Misconduct in the workplace can be detrimental to an organization and everyone involved. It is important that we know how to spot it and react appropriately-whether we're the perpetrator or the victim of such conduct. This article will explore what constitutes misconduct, common types of misconduct like discrimination, harassment, and retaliation, and more.
Misconduct can be classified in many different ways. Misconduct can often be unlawful and being a whistleblower in that situation can impact the organization in many ways. For our purposes, it is more beneficial to identify the types of misconduct that can occur in the workplace rather than trying to group them into categories. Here are examples of misconduct:
Theft - taking or using something that belongs to someone else without permission, often with an intent to deprive the owner permanently of its value or use (examples include stealing office supplies, company property)
Fraud - intentional misrepresentation or concealment of truth used for personal gain or to damage another individual (example includes charging personal expenses on a company credit card)
Sabotage - deliberate action aimed at harming an organization, its members, or its property (example includes purposely damaging company equipment)
Dishonesty - deliberately misleading or lying to an employer or coworker about a material fact that may influence issues related to job performance and/or decision making in the workplace. Lying is a form of misconduct that can have dire consequences if not handled properly. If you caught someone in a lie, keep your cool and don't jump the gun. You need to collect evidence first for it to be strong enough so they can't just create another story on the spot.
Discrimination - discriminating based on race, color, gender, religion, national origin, disability (including HIV & AIDS), veteran status (including recently discharged veterans), or genetic information.
Harassment - any unwelcome conduct that is based on one or more of these characteristics and that is so severe or pervasive that it creates a hostile work environment.
Retaliation - negative action against an individual for filing a discrimination complaint.
Misconduct can be difficult to prove, especially if you're not sure whether it is intentional or not. This is why it's important that, as a witness to misconduct, you stay as calm as possible and gather evidence first before reporting the incident.
If you feel comfortable doing so, ask the person involved to stop. If they ignore your request or threaten you in any way, escalate the matter to a higher-level manager who has authority over them. It may help to make a note of exactly what happened and how it made you feel during and after the event. If all else fails, report the incident to your company's HR department.
First things first: don't go postal. Keep your cool and document everything that has happened. Seek help from a manager or HR if the misconduct becomes severe enough, but don't jump to conclusions too quickly.

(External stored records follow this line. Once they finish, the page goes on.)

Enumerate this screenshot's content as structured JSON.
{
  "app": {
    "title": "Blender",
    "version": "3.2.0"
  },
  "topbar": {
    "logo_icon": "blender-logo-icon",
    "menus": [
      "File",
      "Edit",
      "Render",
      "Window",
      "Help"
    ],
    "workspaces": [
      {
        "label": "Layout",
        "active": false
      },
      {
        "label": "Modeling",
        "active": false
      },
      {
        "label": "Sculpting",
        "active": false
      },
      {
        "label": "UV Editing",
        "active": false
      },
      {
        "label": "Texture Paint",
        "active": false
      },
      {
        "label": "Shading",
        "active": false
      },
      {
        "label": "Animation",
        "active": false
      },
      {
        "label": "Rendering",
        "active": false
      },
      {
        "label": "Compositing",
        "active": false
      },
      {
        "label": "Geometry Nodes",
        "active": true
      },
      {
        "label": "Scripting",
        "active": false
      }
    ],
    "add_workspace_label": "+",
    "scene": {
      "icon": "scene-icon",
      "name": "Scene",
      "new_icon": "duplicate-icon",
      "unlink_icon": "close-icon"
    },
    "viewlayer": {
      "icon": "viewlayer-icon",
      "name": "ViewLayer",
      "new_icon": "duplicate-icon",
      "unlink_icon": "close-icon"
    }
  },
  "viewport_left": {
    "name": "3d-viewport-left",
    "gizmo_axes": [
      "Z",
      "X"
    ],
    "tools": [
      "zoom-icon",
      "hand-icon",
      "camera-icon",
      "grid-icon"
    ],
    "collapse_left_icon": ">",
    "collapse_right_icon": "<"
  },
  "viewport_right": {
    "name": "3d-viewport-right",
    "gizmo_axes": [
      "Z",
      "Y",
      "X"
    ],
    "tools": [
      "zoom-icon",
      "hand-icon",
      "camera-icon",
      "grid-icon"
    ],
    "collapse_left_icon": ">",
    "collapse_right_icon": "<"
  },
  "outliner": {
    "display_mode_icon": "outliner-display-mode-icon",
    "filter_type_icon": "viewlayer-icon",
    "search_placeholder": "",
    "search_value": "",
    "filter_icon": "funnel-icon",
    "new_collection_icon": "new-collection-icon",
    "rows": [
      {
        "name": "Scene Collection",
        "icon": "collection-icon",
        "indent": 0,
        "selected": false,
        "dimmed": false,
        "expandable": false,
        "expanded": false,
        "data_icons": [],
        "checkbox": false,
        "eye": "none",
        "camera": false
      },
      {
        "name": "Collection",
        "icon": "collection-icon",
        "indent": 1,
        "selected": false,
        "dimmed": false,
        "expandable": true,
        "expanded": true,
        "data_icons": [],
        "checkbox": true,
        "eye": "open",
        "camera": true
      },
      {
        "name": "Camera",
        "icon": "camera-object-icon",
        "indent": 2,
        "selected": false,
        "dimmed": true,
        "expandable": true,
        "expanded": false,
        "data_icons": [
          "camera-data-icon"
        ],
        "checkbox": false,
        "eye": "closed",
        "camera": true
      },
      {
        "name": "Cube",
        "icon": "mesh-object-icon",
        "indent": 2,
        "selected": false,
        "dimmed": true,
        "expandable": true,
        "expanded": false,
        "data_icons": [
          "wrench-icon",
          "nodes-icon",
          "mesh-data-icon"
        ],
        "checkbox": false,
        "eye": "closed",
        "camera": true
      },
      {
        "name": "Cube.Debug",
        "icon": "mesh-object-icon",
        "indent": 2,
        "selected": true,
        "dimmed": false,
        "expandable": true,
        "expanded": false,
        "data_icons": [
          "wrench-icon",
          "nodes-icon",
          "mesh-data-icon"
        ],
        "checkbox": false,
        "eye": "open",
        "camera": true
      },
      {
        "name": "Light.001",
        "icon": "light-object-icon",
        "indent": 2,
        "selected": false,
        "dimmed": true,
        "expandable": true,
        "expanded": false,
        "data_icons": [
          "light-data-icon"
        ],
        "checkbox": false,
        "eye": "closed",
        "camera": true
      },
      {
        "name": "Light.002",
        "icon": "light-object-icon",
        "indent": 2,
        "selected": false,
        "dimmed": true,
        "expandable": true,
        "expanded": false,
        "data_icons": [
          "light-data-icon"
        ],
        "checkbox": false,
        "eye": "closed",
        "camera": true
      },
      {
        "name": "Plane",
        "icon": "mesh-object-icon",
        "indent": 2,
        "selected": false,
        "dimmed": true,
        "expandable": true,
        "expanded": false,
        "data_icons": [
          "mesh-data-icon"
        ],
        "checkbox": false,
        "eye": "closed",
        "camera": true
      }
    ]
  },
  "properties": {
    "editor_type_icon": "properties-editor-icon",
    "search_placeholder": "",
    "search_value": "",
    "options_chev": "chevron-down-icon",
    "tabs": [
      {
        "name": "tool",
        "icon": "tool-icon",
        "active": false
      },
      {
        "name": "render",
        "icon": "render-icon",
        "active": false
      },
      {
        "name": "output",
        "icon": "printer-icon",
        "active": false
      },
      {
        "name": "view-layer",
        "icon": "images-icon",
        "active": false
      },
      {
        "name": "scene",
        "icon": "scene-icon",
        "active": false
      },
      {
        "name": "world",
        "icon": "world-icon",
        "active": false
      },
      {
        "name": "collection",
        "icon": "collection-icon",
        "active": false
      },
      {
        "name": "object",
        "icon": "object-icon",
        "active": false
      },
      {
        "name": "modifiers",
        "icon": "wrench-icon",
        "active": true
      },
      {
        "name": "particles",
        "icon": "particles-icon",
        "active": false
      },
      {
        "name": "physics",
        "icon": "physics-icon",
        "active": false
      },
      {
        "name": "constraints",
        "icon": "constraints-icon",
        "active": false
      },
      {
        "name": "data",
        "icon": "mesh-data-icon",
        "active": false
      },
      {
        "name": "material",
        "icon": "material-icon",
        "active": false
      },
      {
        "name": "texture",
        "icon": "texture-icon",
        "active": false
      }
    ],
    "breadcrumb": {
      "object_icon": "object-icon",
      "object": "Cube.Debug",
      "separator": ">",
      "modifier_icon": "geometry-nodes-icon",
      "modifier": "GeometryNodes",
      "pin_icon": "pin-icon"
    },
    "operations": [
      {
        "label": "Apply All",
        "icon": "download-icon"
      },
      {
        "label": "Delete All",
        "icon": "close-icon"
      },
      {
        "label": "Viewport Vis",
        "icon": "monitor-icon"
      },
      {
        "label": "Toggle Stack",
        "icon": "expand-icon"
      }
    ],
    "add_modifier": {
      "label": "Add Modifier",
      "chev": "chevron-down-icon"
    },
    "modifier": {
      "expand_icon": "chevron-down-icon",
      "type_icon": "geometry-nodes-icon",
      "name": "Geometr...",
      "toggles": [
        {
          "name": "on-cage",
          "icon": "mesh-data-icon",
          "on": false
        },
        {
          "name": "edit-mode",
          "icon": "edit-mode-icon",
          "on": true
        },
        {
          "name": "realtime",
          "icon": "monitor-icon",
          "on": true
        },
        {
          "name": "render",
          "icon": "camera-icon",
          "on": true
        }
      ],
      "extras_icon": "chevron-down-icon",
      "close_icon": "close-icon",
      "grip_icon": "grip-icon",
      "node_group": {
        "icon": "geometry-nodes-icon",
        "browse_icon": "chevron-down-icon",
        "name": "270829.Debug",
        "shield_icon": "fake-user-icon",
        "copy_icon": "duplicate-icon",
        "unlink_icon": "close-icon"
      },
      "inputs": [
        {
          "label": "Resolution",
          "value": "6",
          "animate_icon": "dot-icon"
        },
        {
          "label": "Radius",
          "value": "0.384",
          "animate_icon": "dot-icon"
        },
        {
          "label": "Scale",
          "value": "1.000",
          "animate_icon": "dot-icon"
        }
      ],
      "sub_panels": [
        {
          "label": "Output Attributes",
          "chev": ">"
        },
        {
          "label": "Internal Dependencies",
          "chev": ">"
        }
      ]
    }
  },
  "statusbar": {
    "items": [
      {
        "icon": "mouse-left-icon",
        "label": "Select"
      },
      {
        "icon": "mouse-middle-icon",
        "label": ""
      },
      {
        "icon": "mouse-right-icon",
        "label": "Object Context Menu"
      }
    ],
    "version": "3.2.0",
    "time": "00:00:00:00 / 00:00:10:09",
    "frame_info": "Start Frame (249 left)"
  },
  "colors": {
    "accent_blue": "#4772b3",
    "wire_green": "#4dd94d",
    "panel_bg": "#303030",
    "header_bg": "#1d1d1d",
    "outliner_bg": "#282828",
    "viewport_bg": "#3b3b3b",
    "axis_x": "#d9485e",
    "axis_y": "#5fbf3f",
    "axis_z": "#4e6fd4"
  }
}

It is important to know that all employment relationships are considered 'at will.' This means either of you, the employer, or the employee can terminate the relationship at any time for any reason with or without cause (proper notice). If you choose to take this route, make sure you have a paper trail documenting how it was handled first internally before filing a claim with a government agency like the EEOC.
In some cases, an individual's behavior may meet both legal and company standards for misconduct. In those situations, HR will look to your company's disciplinary policy for guidance on the appropriate action.
As a witness or victim of misconduct, you can help HR take the most effective step by providing a clear and thorough account of what happened at the moment (if possible) and after (how you've been affected). The more information HR has, the better equipped they are at making an accurate determination about what happened. You may also be asked how you would like to see the situation resolved. This is where it helps to have documentation on your side; after all, revenge is best served cold.
All this talk about misconduct in the workplace may sound like an HR issue, but it's much more than that. Misconduct can have serious consequences not just for employees and managers involved, but also for the organization as a whole. When misconduct isn't dealt with properly, it gives off the impression that you don't care about your people (or customers), which could negatively impact employee satisfaction and even retention rates. It can also lead to expensive litigation expenses if victims pursue legal action against you or your company.
The best way to avoid issues of misconduct is by making sure everyone who works for or does business with you knows what constitutes professional behavior in the workplace. This includes providing examples of misconduct and how to report it and conducting training programs that clarify the boundaries of acceptable behavior. It is also important to investigate claims as they arise so you can respond accordingly. Make sure those who file complaints are protected from retaliation and take their allegations seriously, regardless of the accused's position or influence level in your organization. One complaint does not have to mean it will happen again. But, the second you get another complaint, you need to react.
The company will get sued. That's a given. It might even help the claimant if you have a history of constant misconduct in the workplace or instances where management did not follow through with appropriate disciplinary action. If you do find yourself involved in a lawsuit, it will be up to your legal team to investigate further and build a strong defense against the plaintiff's claims while providing evidence that supports your side of the story following guidance from HR and/or upper management.
As a business owner or manager, you must ensure that your company's conduct policy prohibits all forms of discrimination and harassment. To protect yourself legally, take every complaint seriously and don't ignore them under any circumstances. Your company will thank you for it later.